* Data to use:
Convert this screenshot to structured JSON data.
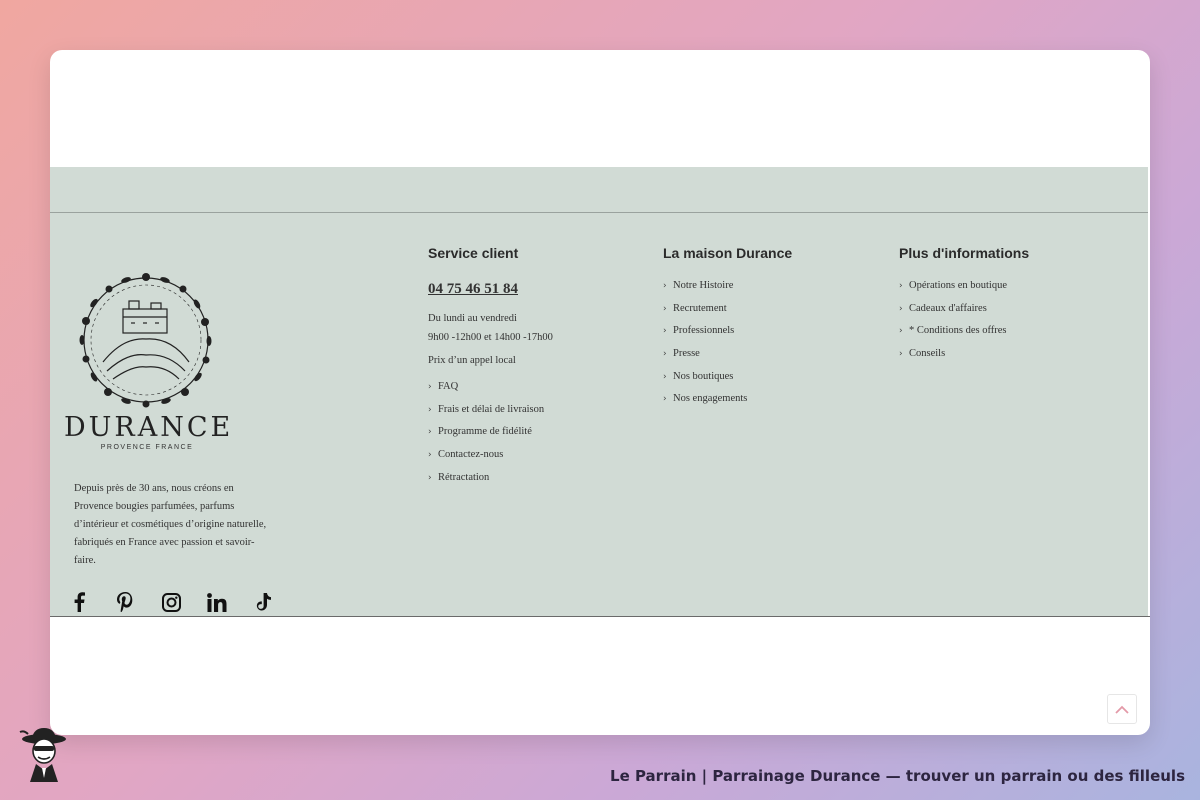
{
  "brand": {
    "name": "DURANCE",
    "subtitle": "PROVENCE FRANCE",
    "about": "Depuis près de 30 ans, nous créons en Provence bougies parfumées, parfums d’intérieur et cosmétiques d’origine naturelle, fabriqués en France avec passion et savoir-faire."
  },
  "socials": [
    "facebook-icon",
    "pinterest-icon",
    "instagram-icon",
    "linkedin-icon",
    "tiktok-icon"
  ],
  "service": {
    "title": "Service client",
    "phone": "04 75 46 51 84",
    "hours_line1": "Du lundi au vendredi",
    "hours_line2": "9h00 -12h00 et 14h00 -17h00",
    "note": "Prix d’un appel local",
    "links": [
      "FAQ",
      "Frais et délai de livraison",
      "Programme de fidélité",
      "Contactez-nous",
      "Rétractation"
    ]
  },
  "maison": {
    "title": "La maison Durance",
    "links": [
      "Notre Histoire",
      "Recrutement",
      "Professionnels",
      "Presse",
      "Nos boutiques",
      "Nos engagements"
    ]
  },
  "infos": {
    "title": "Plus d'informations",
    "links": [
      "Opérations en boutique",
      "Cadeaux d'affaires",
      "* Conditions des offres",
      "Conseils"
    ]
  },
  "caption": "Le Parrain | Parrainage Durance — trouver un parrain ou des filleuls",
  "colors": {
    "footer_bg": "#d1dbd5",
    "accent": "#e39aa8"
  }
}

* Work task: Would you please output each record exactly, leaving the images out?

* Answer area:
Convert this screenshot to structured JSON data.
{
  "brand": {
    "name": "DURANCE",
    "subtitle": "PROVENCE FRANCE",
    "about": "Depuis près de 30 ans, nous créons en Provence bougies parfumées, parfums d’intérieur et cosmétiques d’origine naturelle, fabriqués en France avec passion et savoir-faire."
  },
  "socials": [
    "facebook-icon",
    "pinterest-icon",
    "instagram-icon",
    "linkedin-icon",
    "tiktok-icon"
  ],
  "service": {
    "title": "Service client",
    "phone": "04 75 46 51 84",
    "hours_line1": "Du lundi au vendredi",
    "hours_line2": "9h00 -12h00 et 14h00 -17h00",
    "note": "Prix d’un appel local",
    "links": [
      "FAQ",
      "Frais et délai de livraison",
      "Programme de fidélité",
      "Contactez-nous",
      "Rétractation"
    ]
  },
  "maison": {
    "title": "La maison Durance",
    "links": [
      "Notre Histoire",
      "Recrutement",
      "Professionnels",
      "Presse",
      "Nos boutiques",
      "Nos engagements"
    ]
  },
  "infos": {
    "title": "Plus d'informations",
    "links": [
      "Opérations en boutique",
      "Cadeaux d'affaires",
      "* Conditions des offres",
      "Conseils"
    ]
  },
  "caption": "Le Parrain | Parrainage Durance — trouver un parrain ou des filleuls",
  "colors": {
    "footer_bg": "#d1dbd5",
    "accent": "#e39aa8"
  }
}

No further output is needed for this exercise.